August 17, 2006
NATO’s Jones appeals for help against Afghan drugs
By Will Dunham
WASHINGTON (Reuters) - NATO's top general appealed to the
international community on Thursday to do more to curb
Afghanistan's growing drug trade, which he said is helping
finance a resurgent Taliban and fueling instability.
"It certainly cries out for more international focus," said
U.S. Marine Corps Gen. James Jones, NATO's supreme allied
Jones, briefing reporters at the Pentagon, also said NATO
troops who assumed control of security in volatile southern
Afghanistan on July 31 would aim to improve stability gradually
in the region in the coming months.
Afghanistan is experiencing its most violent period since
2001, with U.S. and NATO forces pitted against an insurgency
concentrated in the south and east.
"The international community understands that we have to
have more success in the narcotics field, and we have to do
that in the fairly near future," Jones said.
Ninety percent of the Afghan drug output is sold in Europe,
with profits used "to finance at least some part of the
terrorist organizations that are doing battle with us in
Afghanistan," Jones said.
Narcotics money is supporting violent drug cartels,
resurgent Taliban Islamic militants and possibly the al Qaeda
network, as well as contributing to tribal warfare, Jones said.
Jones said NATO and U.S. forces are not playing a direct
role in fighting the narcotics trade and will not carry out
eradication of opium poppies.
The United States has 22,000 troops and NATO 18,500 in
Afghanistan supporting the government of U.S.-backed President
Afghanistan is the world's leading source of opium and its
refined form, heroin, producing 87 percent of the global
supply. One quarter of Afghan opium is grown in volatile
Helmand province in the south, where violence has flared in
The United Nations expects a surge in Afghan opium
production in 2006 due to persistent lawlessness.
The drug trade is considered a prime threat to U.S.-led
efforts to rebuild Afghanistan following the 2001 toppling of
the hard-line Islamist Taliban government that had harbored al
Qaeda, responsible for the September 11 attacks on America.
Jones acknowledged guerrilla attacks had increased, but
said that with the arrival of NATO troops the south will
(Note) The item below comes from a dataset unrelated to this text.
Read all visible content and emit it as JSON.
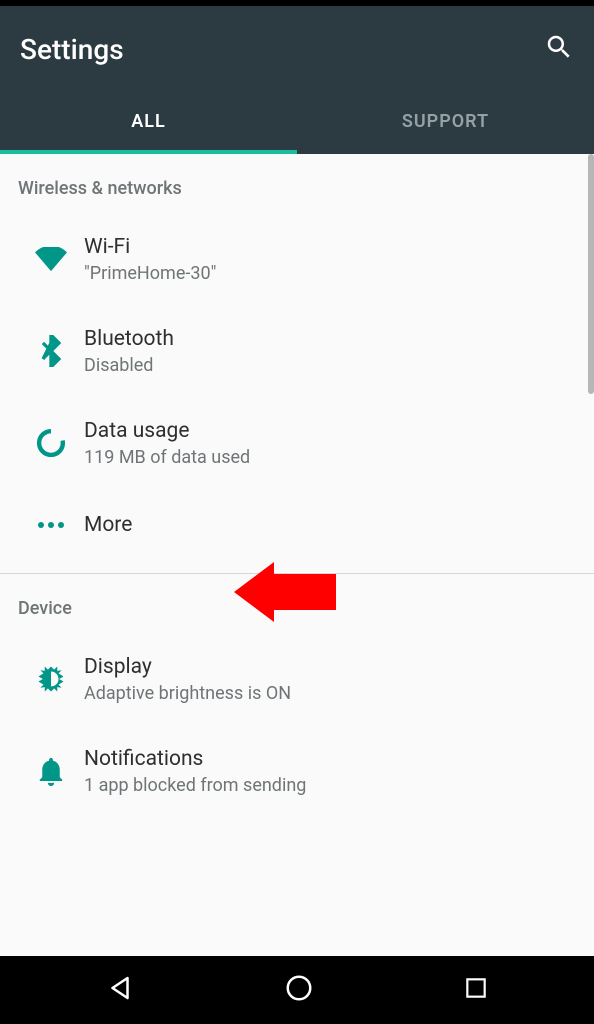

"gradually over the next several months become a little bit
The Taliban and drug gangs have operated unchecked in the
south for years and are putting up fierce resistance.
Guerrillas have used car and roadside bombs like those used
against U.S. forces in Iraq, and carried out assassinations.
Jones is due to retire from his NATO post and as head of
the U.S. military's European Command, most likely in December.